Problem to work on:
Write each entry out once more, please, precisely as shown.
Exercise material: Begin
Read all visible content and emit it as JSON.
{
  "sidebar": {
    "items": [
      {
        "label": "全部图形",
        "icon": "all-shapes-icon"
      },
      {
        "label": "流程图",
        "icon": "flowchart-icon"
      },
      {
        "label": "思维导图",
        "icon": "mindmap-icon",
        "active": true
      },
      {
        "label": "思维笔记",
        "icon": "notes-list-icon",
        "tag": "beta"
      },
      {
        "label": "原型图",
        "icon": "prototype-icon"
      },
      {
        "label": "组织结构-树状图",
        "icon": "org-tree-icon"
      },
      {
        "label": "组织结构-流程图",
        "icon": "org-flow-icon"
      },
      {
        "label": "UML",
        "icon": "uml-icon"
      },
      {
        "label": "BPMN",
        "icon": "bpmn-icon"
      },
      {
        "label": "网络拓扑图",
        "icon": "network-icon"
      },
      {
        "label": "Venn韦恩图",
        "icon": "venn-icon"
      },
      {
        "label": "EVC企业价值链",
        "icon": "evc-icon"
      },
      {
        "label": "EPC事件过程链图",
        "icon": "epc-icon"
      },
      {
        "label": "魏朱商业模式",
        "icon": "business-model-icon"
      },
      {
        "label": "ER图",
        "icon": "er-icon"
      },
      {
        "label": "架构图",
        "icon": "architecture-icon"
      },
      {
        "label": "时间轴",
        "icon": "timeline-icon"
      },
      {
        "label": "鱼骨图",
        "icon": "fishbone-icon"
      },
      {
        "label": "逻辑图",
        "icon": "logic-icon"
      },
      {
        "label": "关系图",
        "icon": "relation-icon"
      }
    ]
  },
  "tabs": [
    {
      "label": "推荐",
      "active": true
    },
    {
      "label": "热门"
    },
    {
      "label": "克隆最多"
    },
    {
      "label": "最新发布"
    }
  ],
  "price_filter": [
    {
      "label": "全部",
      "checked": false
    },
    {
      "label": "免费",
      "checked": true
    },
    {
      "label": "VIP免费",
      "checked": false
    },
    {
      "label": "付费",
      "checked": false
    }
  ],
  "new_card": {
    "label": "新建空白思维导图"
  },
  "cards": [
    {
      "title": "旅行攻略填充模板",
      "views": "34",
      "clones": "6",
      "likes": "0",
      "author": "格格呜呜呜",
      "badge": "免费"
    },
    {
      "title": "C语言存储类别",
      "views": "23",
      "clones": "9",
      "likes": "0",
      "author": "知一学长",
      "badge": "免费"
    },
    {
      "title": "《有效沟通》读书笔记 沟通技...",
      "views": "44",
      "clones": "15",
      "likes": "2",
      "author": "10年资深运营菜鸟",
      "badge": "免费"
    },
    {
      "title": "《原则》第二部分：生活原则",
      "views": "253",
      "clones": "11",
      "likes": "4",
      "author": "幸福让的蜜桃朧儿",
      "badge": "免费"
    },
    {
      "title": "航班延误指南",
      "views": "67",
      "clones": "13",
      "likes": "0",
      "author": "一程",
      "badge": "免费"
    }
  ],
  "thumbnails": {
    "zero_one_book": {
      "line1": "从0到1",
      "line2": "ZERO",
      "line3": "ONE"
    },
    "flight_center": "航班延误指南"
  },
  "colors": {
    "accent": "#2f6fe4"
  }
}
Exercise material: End
Task response:
Read all visible content and emit it as JSON.
{
  "sidebar": {
    "items": [
      {
        "label": "全部图形",
        "icon": "all-shapes-icon"
      },
      {
        "label": "流程图",
        "icon": "flowchart-icon"
      },
      {
        "label": "思维导图",
        "icon": "mindmap-icon",
        "active": true
      },
      {
        "label": "思维笔记",
        "icon": "notes-list-icon",
        "tag": "beta"
      },
      {
        "label": "原型图",
        "icon": "prototype-icon"
      },
      {
        "label": "组织结构-树状图",
        "icon": "org-tree-icon"
      },
      {
        "label": "组织结构-流程图",
        "icon": "org-flow-icon"
      },
      {
        "label": "UML",
        "icon": "uml-icon"
      },
      {
        "label": "BPMN",
        "icon": "bpmn-icon"
      },
      {
        "label": "网络拓扑图",
        "icon": "network-icon"
      },
      {
        "label": "Venn韦恩图",
        "icon": "venn-icon"
      },
      {
        "label": "EVC企业价值链",
        "icon": "evc-icon"
      },
      {
        "label": "EPC事件过程链图",
        "icon": "epc-icon"
      },
      {
        "label": "魏朱商业模式",
        "icon": "business-model-icon"
      },
      {
        "label": "ER图",
        "icon": "er-icon"
      },
      {
        "label": "架构图",
        "icon": "architecture-icon"
      },
      {
        "label": "时间轴",
        "icon": "timeline-icon"
      },
      {
        "label": "鱼骨图",
        "icon": "fishbone-icon"
      },
      {
        "label": "逻辑图",
        "icon": "logic-icon"
      },
      {
        "label": "关系图",
        "icon": "relation-icon"
      }
    ]
  },
  "tabs": [
    {
      "label": "推荐",
      "active": true
    },
    {
      "label": "热门"
    },
    {
      "label": "克隆最多"
    },
    {
      "label": "最新发布"
    }
  ],
  "price_filter": [
    {
      "label": "全部",
      "checked": false
    },
    {
      "label": "免费",
      "checked": true
    },
    {
      "label": "VIP免费",
      "checked": false
    },
    {
      "label": "付费",
      "checked": false
    }
  ],
  "new_card": {
    "label": "新建空白思维导图"
  },
  "cards": [
    {
      "title": "旅行攻略填充模板",
      "views": "34",
      "clones": "6",
      "likes": "0",
      "author": "格格呜呜呜",
      "badge": "免费"
    },
    {
      "title": "C语言存储类别",
      "views": "23",
      "clones": "9",
      "likes": "0",
      "author": "知一学长",
      "badge": "免费"
    },
    {
      "title": "《有效沟通》读书笔记 沟通技...",
      "views": "44",
      "clones": "15",
      "likes": "2",
      "author": "10年资深运营菜鸟",
      "badge": "免费"
    },
    {
      "title": "《原则》第二部分：生活原则",
      "views": "253",
      "clones": "11",
      "likes": "4",
      "author": "幸福让的蜜桃朧儿",
      "badge": "免费"
    },
    {
      "title": "航班延误指南",
      "views": "67",
      "clones": "13",
      "likes": "0",
      "author": "一程",
      "badge": "免费"
    }
  ],
  "thumbnails": {
    "zero_one_book": {
      "line1": "从0到1",
      "line2": "ZERO",
      "line3": "ONE"
    },
    "flight_center": "航班延误指南"
  },
  "colors": {
    "accent": "#2f6fe4"
  }
}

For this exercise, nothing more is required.